“From my point of view, a Rolls-Royce, if you look at the early years, the early 1900s, the roads were not so good, some of the endeavours that the original Silver Ghost did in terms of the longest non-stop run in 1907 (it did the longest nn-stop run of just under 15,000 miles at the time), and that was on some really bad bad roads.
“So you think actually, at the time, that was going on what we would consider to be off-road, in terms of a tarmac surface. So from that point-of-view, there’s a heritage there… there’s actually no problem for us opening up, if we choose to do it, the portfolio in terms of making a car that can cope with poor surfaces,” Hartley said.
“If you stop to call a car an SUV, it brings to mind other connotations that have been captured by certain key cars within the marketplace, and whether Rolls-Royce would ever do a car to compete with that, not quite sure, because I think it would always have to be the something that was befitting the expectations of a Rolls-Royce customers.
“Utility, that kind of has the wrong connotations for me, it’s all about luxury, so from that point-of-view you actually can’t do a sport utility, because that’s not what Rolls-Royce is about but, could you do a four-wheel-drive? Could you do a car that’s capable of going on rough surfaces? Then yes, we’ve clearly done it in the past,” he said.
“So I guess you’d have to be careful about how you describe where you’re going, and that’s what we’d have to do with any vehicles we do in the future… there’s no reason why we have to keep doing things the same, but we have to be mindful of the customers expectations while demonstrating that things don’t have to be predictable either.
“Sometimes that’s where customers can be a little more cautious than we are, because as designers we see the potential in things and we need to kind of lead the customers in that direction, because sometimes we’re listening to them, other times we’re offering them something that perhaps they hadn’t though of themselves — (perhaps) the Wraith fastback, for example.
“I think it’s a matter of trying to recognise what are those key elements that you can’t do without. I suppose any time we do a new car, we’ve got to consider those things but you can’t hold onto everything, otherwise you’re going to end up with the next car looking like the current, you end up trying to shoehorn something different into something that’s the same.
“I think that’s just an ongoing design balancing act really, so whatever you think is what we might do in the future, there’s no particularly recent ways that we can look at doing a fastback, for example, because we have’t done that style of car for a long time… so you haven’t got so many references to go on beyond some really historic ones.

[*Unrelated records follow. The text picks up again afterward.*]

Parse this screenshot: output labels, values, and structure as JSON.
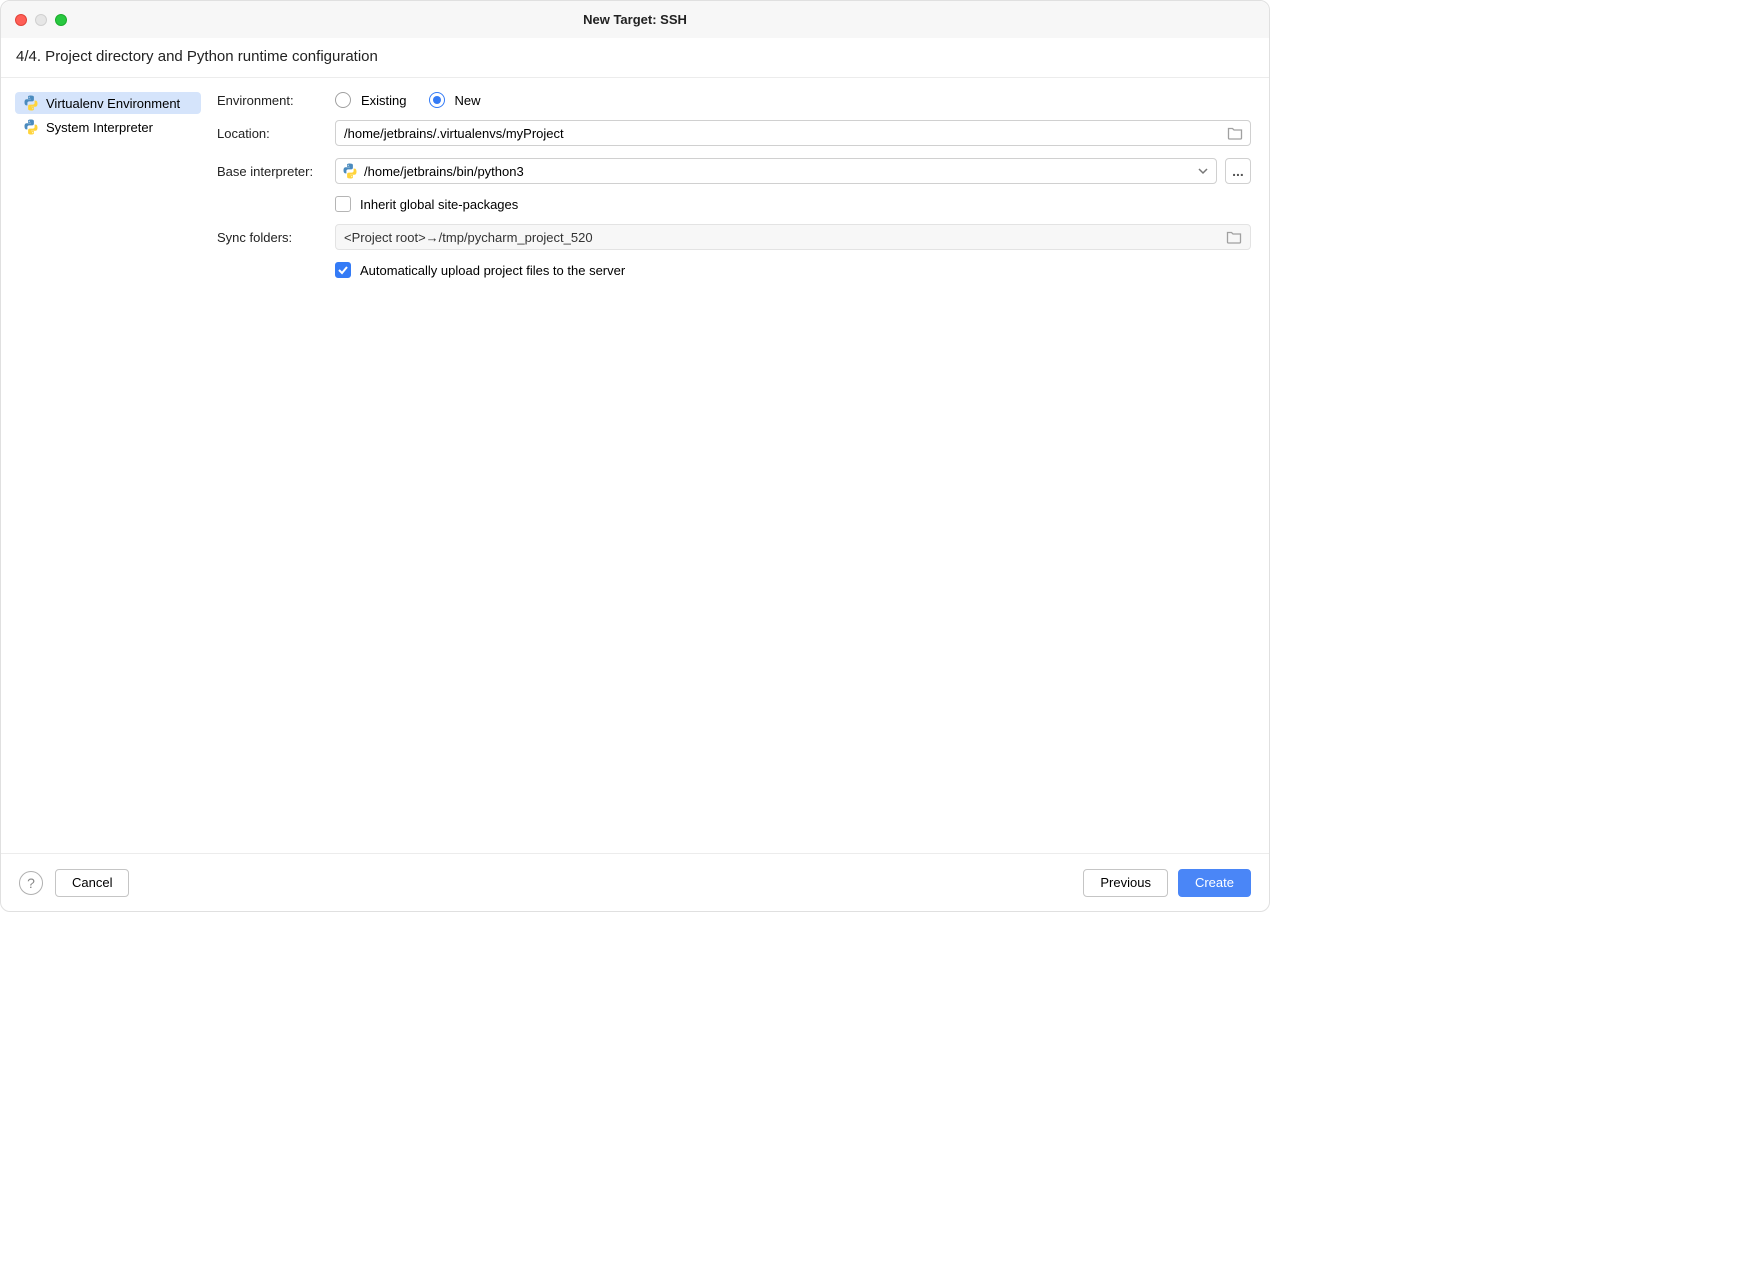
{
  "window": {
    "title": "New Target: SSH"
  },
  "step": {
    "text": "4/4. Project directory and Python runtime configuration"
  },
  "sidebar": {
    "items": [
      {
        "label": "Virtualenv Environment",
        "selected": true
      },
      {
        "label": "System Interpreter",
        "selected": false
      }
    ]
  },
  "form": {
    "environment_label": "Environment:",
    "radio_existing": "Existing",
    "radio_new": "New",
    "location_label": "Location:",
    "location_value": "/home/jetbrains/.virtualenvs/myProject",
    "base_interpreter_label": "Base interpreter:",
    "base_interpreter_value": "/home/jetbrains/bin/python3",
    "inherit_label": "Inherit global site-packages",
    "sync_label": "Sync folders:",
    "sync_value": "<Project root>→/tmp/pycharm_project_520",
    "auto_upload_label": "Automatically upload project files to the server",
    "more_button": "..."
  },
  "footer": {
    "help": "?",
    "cancel": "Cancel",
    "previous": "Previous",
    "create": "Create"
  }
}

“What you have to do is don’t do the shoe-horning, you have to consider what are the things you can’t do without and then build around that and try and keep it as elegant as possible.”
However, even if such a vehicle got the production green light, logistical issues would also have to be considered. It currently makes all its cars in Goodwood, but the ‘SUV’ would likely need either a whole new line or be built on a new site.

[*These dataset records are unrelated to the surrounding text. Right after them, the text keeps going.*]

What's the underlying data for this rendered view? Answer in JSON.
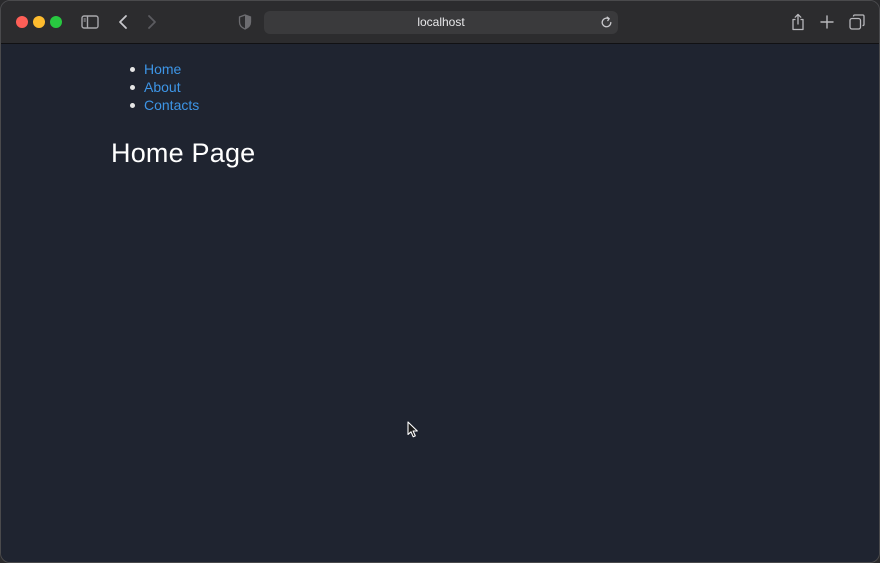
{
  "window": {
    "address": "localhost"
  },
  "nav": {
    "items": [
      {
        "label": "Home"
      },
      {
        "label": "About"
      },
      {
        "label": "Contacts"
      }
    ]
  },
  "main": {
    "title": "Home Page"
  },
  "colors": {
    "background": "#1f2430",
    "link": "#3d95e6",
    "heading": "#ffffff",
    "toolbar": "#2c2c2e"
  },
  "icons": {
    "toolbar": [
      "sidebar-icon",
      "back-arrow-icon",
      "forward-arrow-icon",
      "shield-icon",
      "reload-icon",
      "share-icon",
      "plus-icon",
      "tabs-overview-icon"
    ]
  }
}
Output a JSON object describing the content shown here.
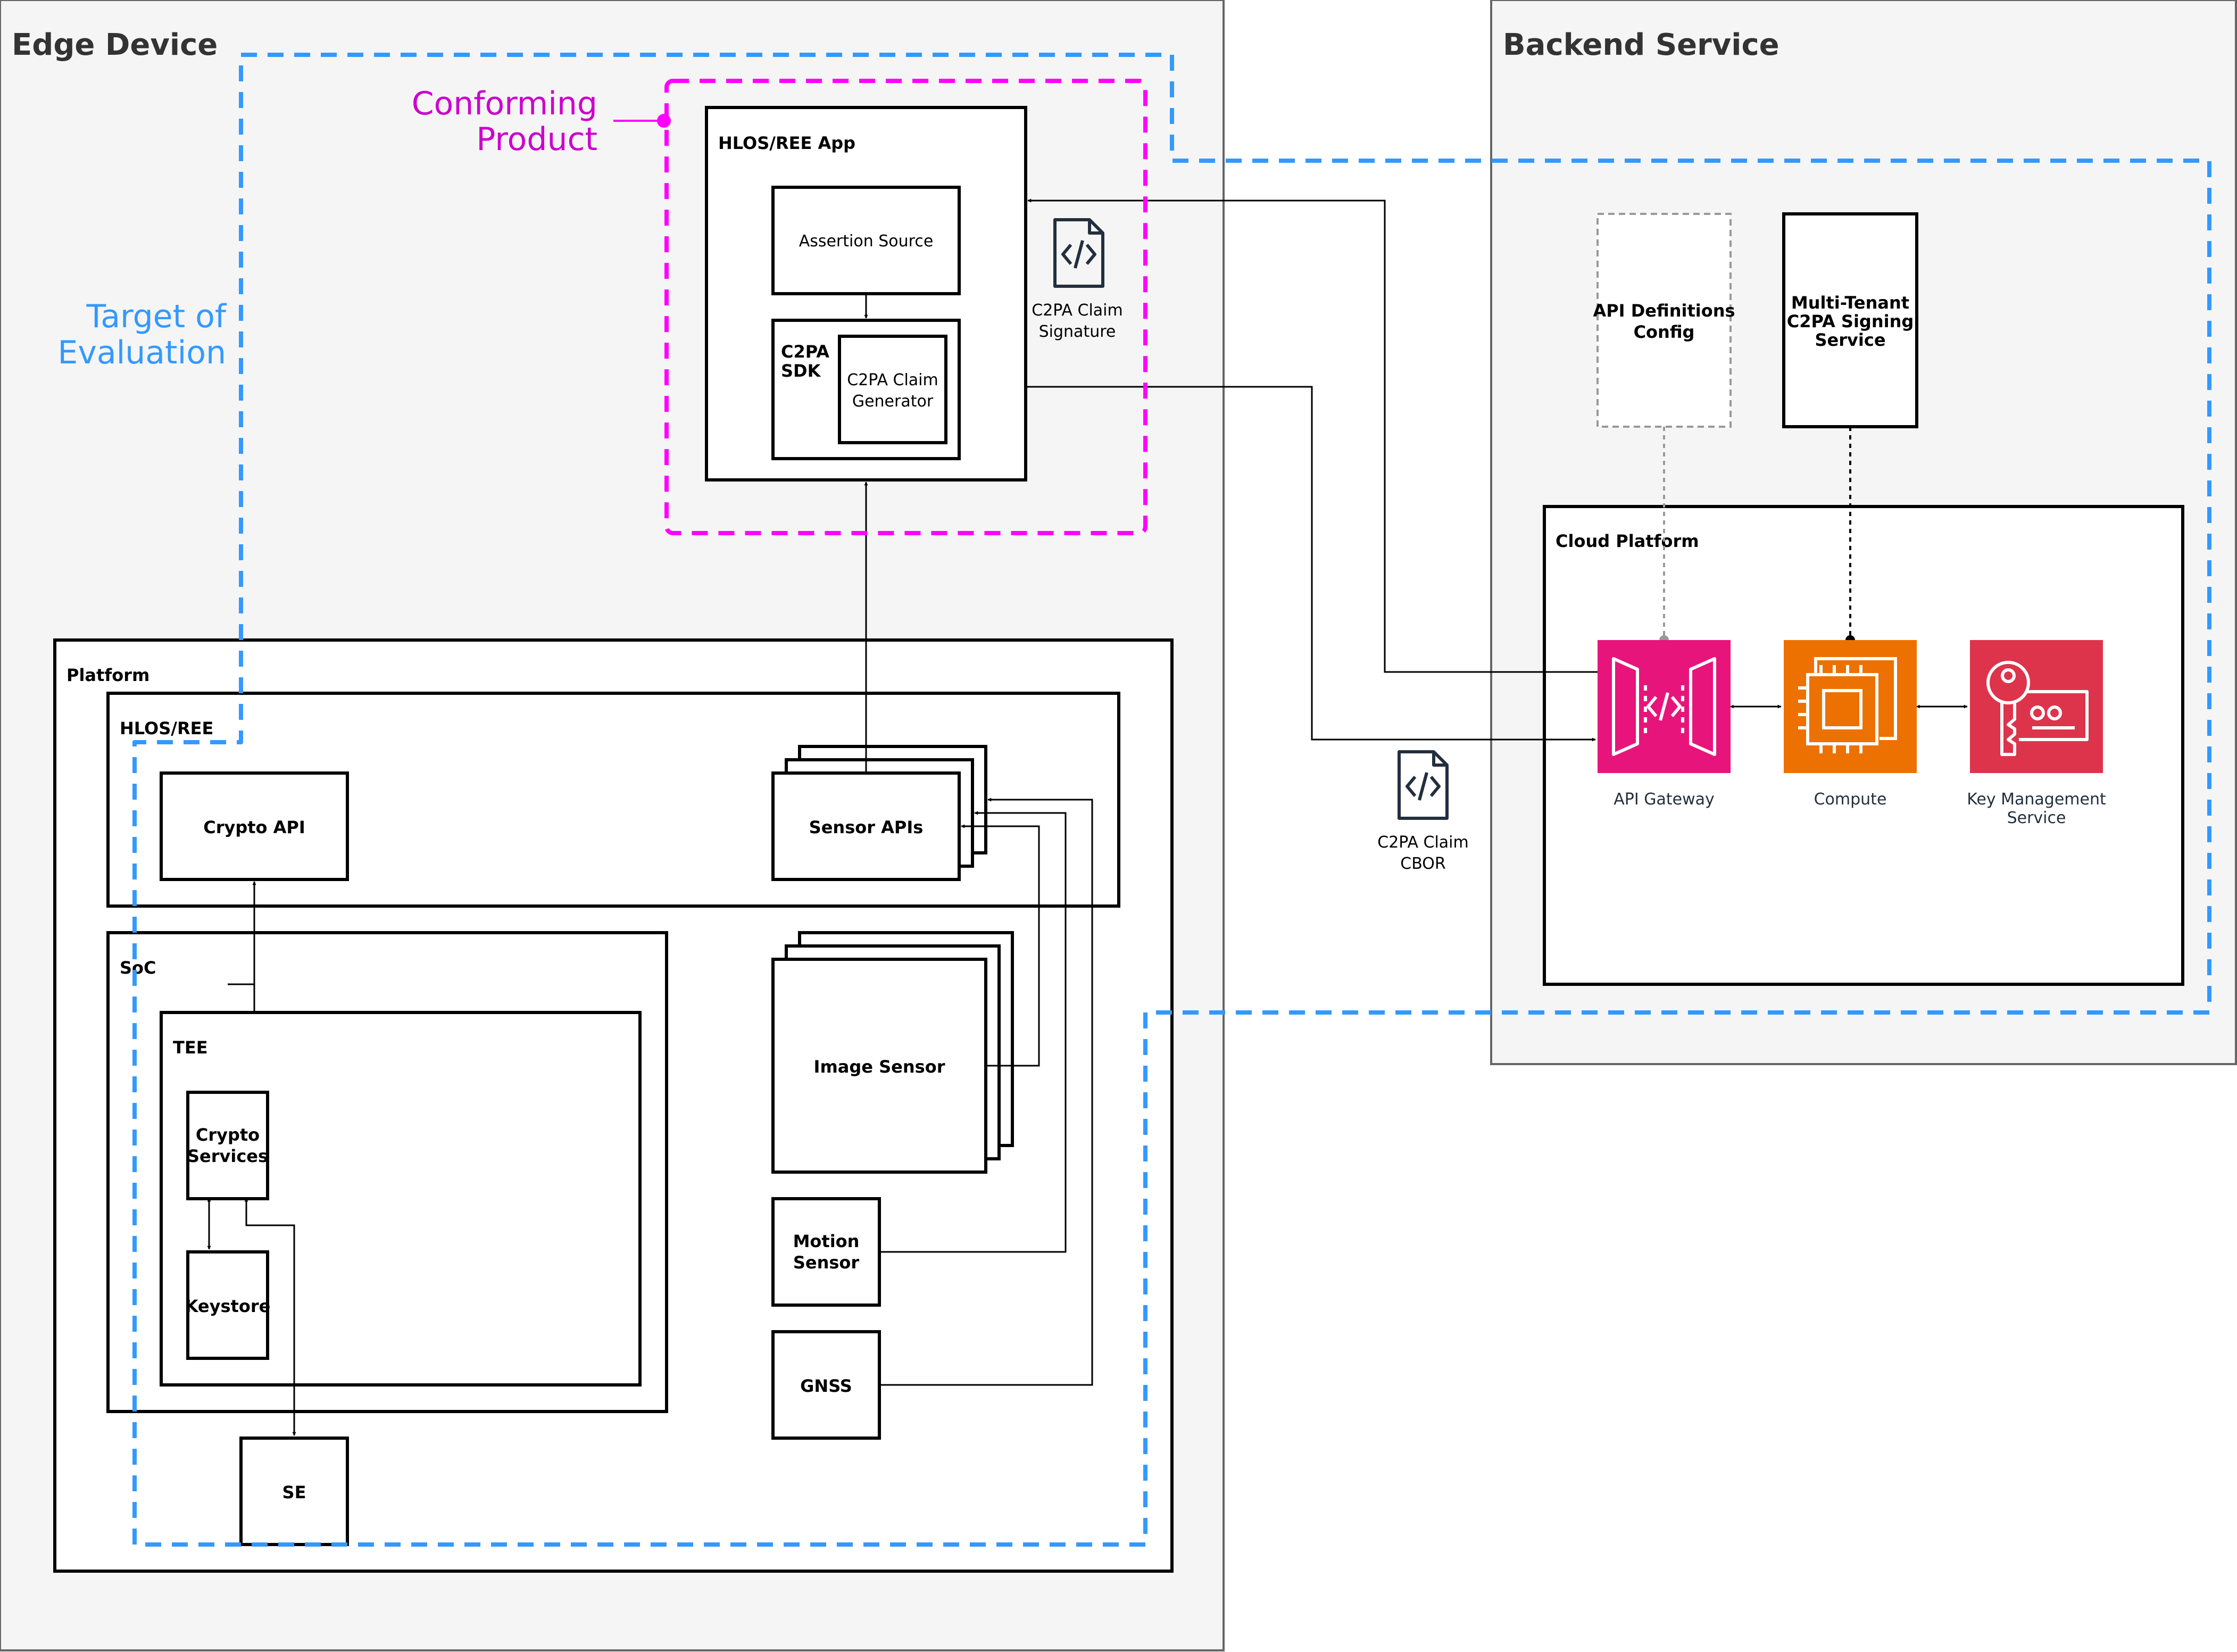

In properly British fashion, the Earl of March owns the Goodwood property and is the landlord. He insists that he must not see the factory from his bedroom window. As such, factory is camouflaged among trees, with 412,000 plants laid down when it was built 10 years ago.

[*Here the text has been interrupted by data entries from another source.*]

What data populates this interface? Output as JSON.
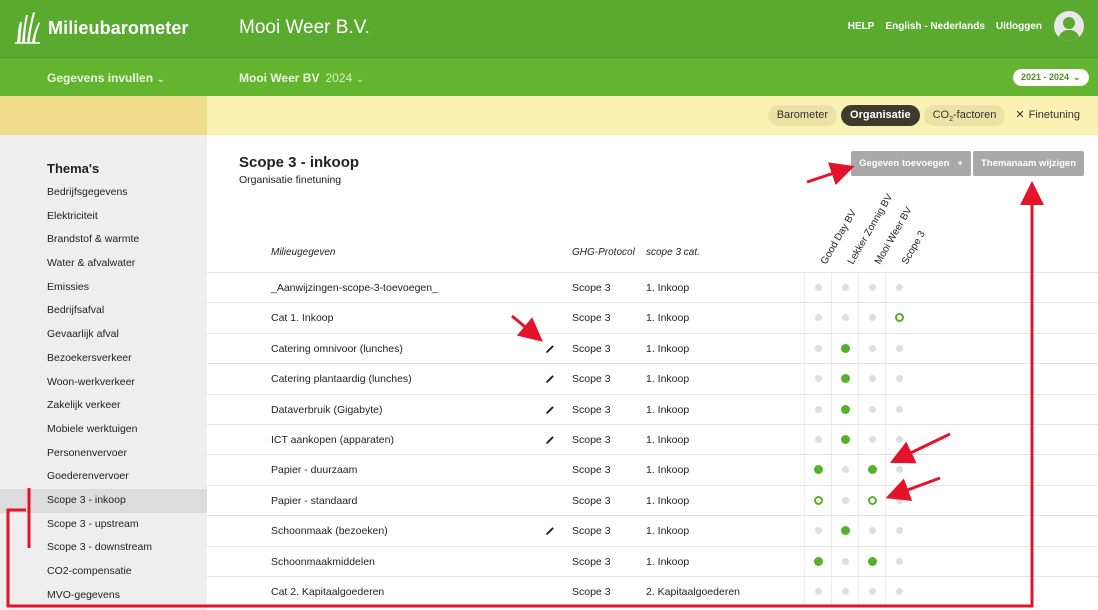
{
  "header": {
    "brand": "Milieubarometer",
    "company": "Mooi Weer B.V.",
    "links": [
      "HELP",
      "English - Nederlands",
      "Uitloggen"
    ]
  },
  "subbar": {
    "menu": "Gegevens invullen",
    "org": "Mooi Weer BV",
    "year": "2024",
    "range": "2021 - 2024"
  },
  "tabs": {
    "barometer": "Barometer",
    "organisatie": "Organisatie",
    "co2": "CO",
    "co2_sub": "2",
    "co2_tail": "-factoren",
    "finetuning": "Finetuning"
  },
  "sidebar": {
    "title": "Thema's",
    "items": [
      "Bedrijfsgegevens",
      "Elektriciteit",
      "Brandstof & warmte",
      "Water & afvalwater",
      "Emissies",
      "Bedrijfsafval",
      "Gevaarlijk afval",
      "Bezoekersverkeer",
      "Woon-werkverkeer",
      "Zakelijk verkeer",
      "Mobiele werktuigen",
      "Personenvervoer",
      "Goederenvervoer",
      "Scope 3 - inkoop",
      "Scope 3 - upstream",
      "Scope 3 - downstream",
      "CO2-compensatie",
      "MVO-gegevens"
    ],
    "active_index": 13
  },
  "main": {
    "title": "Scope 3 - inkoop",
    "subtitle": "Organisatie finetuning",
    "add_button": "Gegeven toevoegen",
    "add_plus": "+",
    "rename_button": "Themanaam wijzigen",
    "columns": {
      "name": "Milieugegeven",
      "ghg": "GHG-Protocol",
      "cat": "scope 3 cat.",
      "orgs": [
        "Good Day BV",
        "Lekker Zonnig BV",
        "Mooi Weer BV",
        "Scope 3"
      ]
    },
    "rows": [
      {
        "name": "_Aanwijzingen-scope-3-toevoegen_",
        "edit": false,
        "ghg": "Scope 3",
        "cat": "1. Inkoop",
        "dots": [
          "off",
          "off",
          "off",
          "off"
        ]
      },
      {
        "name": "Cat 1. Inkoop",
        "edit": false,
        "ghg": "Scope 3",
        "cat": "1. Inkoop",
        "dots": [
          "off",
          "off",
          "off",
          "ring"
        ]
      },
      {
        "name": "Catering omnivoor (lunches)",
        "edit": true,
        "ghg": "Scope 3",
        "cat": "1. Inkoop",
        "dots": [
          "off",
          "full",
          "off",
          "off"
        ]
      },
      {
        "name": "Catering plantaardig (lunches)",
        "edit": true,
        "ghg": "Scope 3",
        "cat": "1. Inkoop",
        "dots": [
          "off",
          "full",
          "off",
          "off"
        ]
      },
      {
        "name": "Dataverbruik (Gigabyte)",
        "edit": true,
        "ghg": "Scope 3",
        "cat": "1. Inkoop",
        "dots": [
          "off",
          "full",
          "off",
          "off"
        ]
      },
      {
        "name": "ICT aankopen (apparaten)",
        "edit": true,
        "ghg": "Scope 3",
        "cat": "1. Inkoop",
        "dots": [
          "off",
          "full",
          "off",
          "off"
        ]
      },
      {
        "name": "Papier - duurzaam",
        "edit": false,
        "ghg": "Scope 3",
        "cat": "1. Inkoop",
        "dots": [
          "full",
          "off",
          "full",
          "off"
        ]
      },
      {
        "name": "Papier - standaard",
        "edit": false,
        "ghg": "Scope 3",
        "cat": "1. Inkoop",
        "dots": [
          "ring",
          "off",
          "ring",
          "off"
        ]
      },
      {
        "name": "Schoonmaak (bezoeken)",
        "edit": true,
        "ghg": "Scope 3",
        "cat": "1. Inkoop",
        "dots": [
          "off",
          "full",
          "off",
          "off"
        ]
      },
      {
        "name": "Schoonmaakmiddelen",
        "edit": false,
        "ghg": "Scope 3",
        "cat": "1. Inkoop",
        "dots": [
          "full",
          "off",
          "full",
          "off"
        ]
      },
      {
        "name": "Cat 2. Kapitaalgoederen",
        "edit": false,
        "ghg": "Scope 3",
        "cat": "2. Kapitaalgoederen",
        "dots": [
          "off",
          "off",
          "off",
          "off"
        ]
      }
    ]
  },
  "annotation_color": "#e3132b",
  "brand_green": "#5aaa2f"
}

The manufacturing plant has grown over that time from five cars per day to 20. There are now two lines, one for the Ghost and Wraith and a smaller one at the back for the Phantom that comprises 25 per cent of Rolls-Royce sales.
So, in other words, the factory is already stretched — it could add a third shift to make existing product, with aims to grow beyond 2014’s projected record of 4000 cars produced — but a designated SUV line is an issue.
It would probably be impossible to build up, and restricted space limits its ability to build out. Of course, all of this is speculation. Let’s wait and see…
What do you think about the mooted idea of a Rolls-Royce — ahem — SUV? Tell us below…